Credit: CSSF

As of 31 December 2017, the result before provisions for the Luxembourg banking sector’s income was €5,345 million for the year 2017.

The CSSF has measured the result before provisions of the Luxembourg banking sector at over €5,000 million for last year. Compared with the 2016 financial year, the result before provisions decreased by 15,4% and the magnitude of this decline in annual comparison is largely related to an exceptional effect, resulting from the proceeds from the sale of a significant stake by a local bank at the end of 2016. These developments result in a decrease of 20.1% at the level of net profit for the year.

In 2017, the Luxembourg banking sector generated solid recurring banking income. In fact, the interest margin increased by 3.4% over one year. This favourable development was shared by 59% of Luxembourg banks, resulting in an increase in the volume of activities and in the average yield on assets or the passing on of negative interest rates by some banks to with regard to their institutional clientele. In addition, after a negative trend in 2016 (-2.5%), net commission income (+ 2.7%) stabilised again in 2017. Thus, 58% of banks in the marketplace benefited from a very favourable stock market context in relation to their asset management business on behalf of private and institutional clients.

The decrease in banking income (-6.3%) is due to other net income. In 2016, these revenues had risen sharply due to a significant capital gain made on an exceptional transaction by a bank in La Place. Excluding this exceptional effect, other net income would have decreased by 14.1% (instead of 35%) due in particular to a drop in dividends received by certain credit institutions.

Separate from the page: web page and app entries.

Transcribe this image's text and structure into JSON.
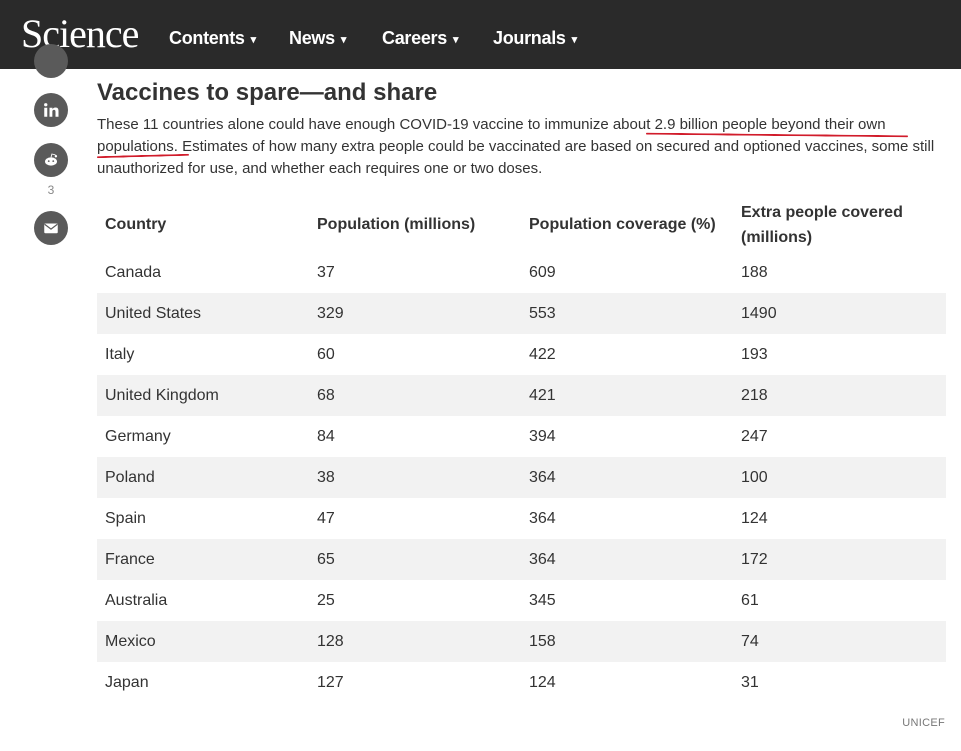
{
  "nav": {
    "logo": "Science",
    "items": [
      {
        "label": "Contents"
      },
      {
        "label": "News"
      },
      {
        "label": "Careers"
      },
      {
        "label": "Journals"
      }
    ],
    "caret": "⌄"
  },
  "share": {
    "reddit_count": "3"
  },
  "article": {
    "title": "Vaccines to spare—and share",
    "desc_part1": "These 11 countries alone could have enough COVID-19 vaccine to immunize about ",
    "desc_highlight": "2.9 billion people beyond their own populations.",
    "desc_part2": " Estimates of how many extra people could be vaccinated are based on secured and optioned vaccines, some still unauthorized for use, and whether each requires one or two doses."
  },
  "table": {
    "headers": [
      "Country",
      "Population (millions)",
      "Population coverage (%)",
      "Extra people covered (millions)"
    ],
    "rows": [
      [
        "Canada",
        "37",
        "609",
        "188"
      ],
      [
        "United States",
        "329",
        "553",
        "1490"
      ],
      [
        "Italy",
        "60",
        "422",
        "193"
      ],
      [
        "United Kingdom",
        "68",
        "421",
        "218"
      ],
      [
        "Germany",
        "84",
        "394",
        "247"
      ],
      [
        "Poland",
        "38",
        "364",
        "100"
      ],
      [
        "Spain",
        "47",
        "364",
        "124"
      ],
      [
        "France",
        "65",
        "364",
        "172"
      ],
      [
        "Australia",
        "25",
        "345",
        "61"
      ],
      [
        "Mexico",
        "128",
        "158",
        "74"
      ],
      [
        "Japan",
        "127",
        "124",
        "31"
      ]
    ]
  },
  "credit": "UNICEF",
  "colors": {
    "nav_bg": "#2a2a2a",
    "annotation_red": "#d11c2b",
    "stripe": "#f2f2f2"
  }
}
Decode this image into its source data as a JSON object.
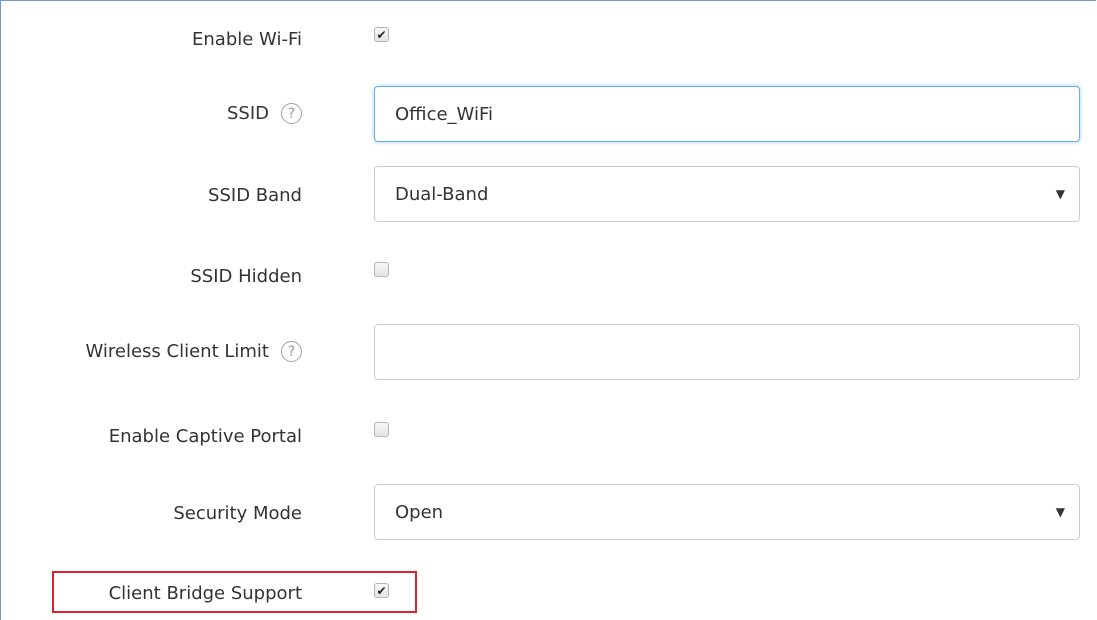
{
  "form": {
    "enable_wifi": {
      "label": "Enable Wi-Fi",
      "checked": true,
      "check_glyph": "✔"
    },
    "ssid": {
      "label": "SSID",
      "help_glyph": "?",
      "value": "Office_WiFi",
      "placeholder": ""
    },
    "ssid_band": {
      "label": "SSID Band",
      "selected": "Dual-Band",
      "caret": "▼"
    },
    "ssid_hidden": {
      "label": "SSID Hidden",
      "checked": false
    },
    "wireless_client_limit": {
      "label": "Wireless Client Limit",
      "help_glyph": "?",
      "value": "",
      "placeholder": ""
    },
    "enable_captive_portal": {
      "label": "Enable Captive Portal",
      "checked": false
    },
    "security_mode": {
      "label": "Security Mode",
      "selected": "Open",
      "caret": "▼"
    },
    "client_bridge_support": {
      "label": "Client Bridge Support",
      "checked": true,
      "check_glyph": "✔"
    }
  },
  "icons": {
    "help": "help-circle-icon",
    "check": "checkmark-icon",
    "caret": "chevron-down-icon"
  },
  "colors": {
    "frame_border": "#6b9bd1",
    "focus_border": "#66afe9",
    "highlight_border": "#d9232d",
    "text": "#333333"
  }
}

The continuous increase in overhead costs has been a phenomenon observed for the last three years and affects the majority of Luxembourg credit institutions (64%). While part of the overhead is due to investments in new infrastructure, a significant portion of these costs is directly related to banks' compliance with a sustained flow of new accounting and regulatory standards. Other overheads amount to €3,076 million. For the year 2017, taxes and fees levied by Luxembourg banks to cover the costs and expenses of banking supervision amount to €16 million for the CSSF and €4 million for the European Central Bank.

The net result for 2017 is €3,788 million (-20.1%).